I agree with a lot that Bret has to say. With the increase of new, cheaper, more open and more integrated automated testing tools, I have noticed that developers are becoming increasingly interested in, and responsible for, automated tests. Whilst traditionally automated testing tools, especially ones that test GUIs, were the responsibility of a testing team during a testing phase, these new tools can easily be integrated into software development activities.

The benefits are quite obvious; developers start making their software more testable, and as their automated tests are run more frequently, they are more likely to be kept ‘alive’, and they find more defects early: increasing quality AND velocity.

But as Bret asks, what happens to the testers in all this? Those testers who once wrote and ran those automated tests.

Like Bret, I think that testers still will have a significant role in the future of automated testing. This is because I believe that a developer and a tester have two fundamentally different perspectives. I have found that developers often have a constructive perspective: focused on building something and making sure that it works, whereas a tester has an innate deconstructive perspective, trying to break the something or prove that it won’t work. These perspectives are shown by the fact that often testers design more comprehensive negative tests than developers.

But I don’t believe that having a different perspective will save a tester: it’s not that easy. I think, to survive, new testers need to adapt. And to adapt they need to be two things:

  • Technologically Savvy: Testers will need to be increasingly technical to keep up with developers who are also now doing automated testing. For example, a developer may write a neat XML API so that a tester can write tests more efficiently and effectively, but the tester will need to know how to do so.
  • Business Focused: With both developers and testers running automated tests, a key point of differentiation is business focus. Often developers write tests for specific functionality they have built, but a tester is often required to test multiple functions. When testing these multiple functions, the tester needs to be able to demonstrate to the business what is being tested. By focusing on business scenarios (or user stories) and using business terms, it is easier to link these tests back to the business and demonstrate value.

It’s great that so much effort has been put into deliberately making Watir user friendly.
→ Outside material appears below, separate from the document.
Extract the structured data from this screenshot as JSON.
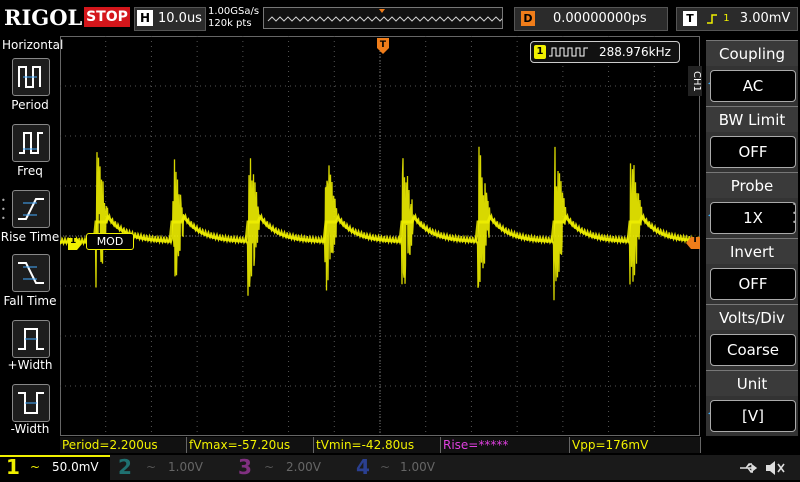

It has meant that it is easy for both developers AND testers to write tests.

One area of difference is deciding on how to implement a Watir framework, because I believe that some frameworks are developer focused (Rspec, Test::Unit) whereas others are more tester focused (Confluence & Rasta).

This is why I am looking forward to seeing future WatirCraft Watir offerings in the framework space. Because of the perspective thing I mentioned, I believe that it will be challenging to design a framework that suits these two different user groups.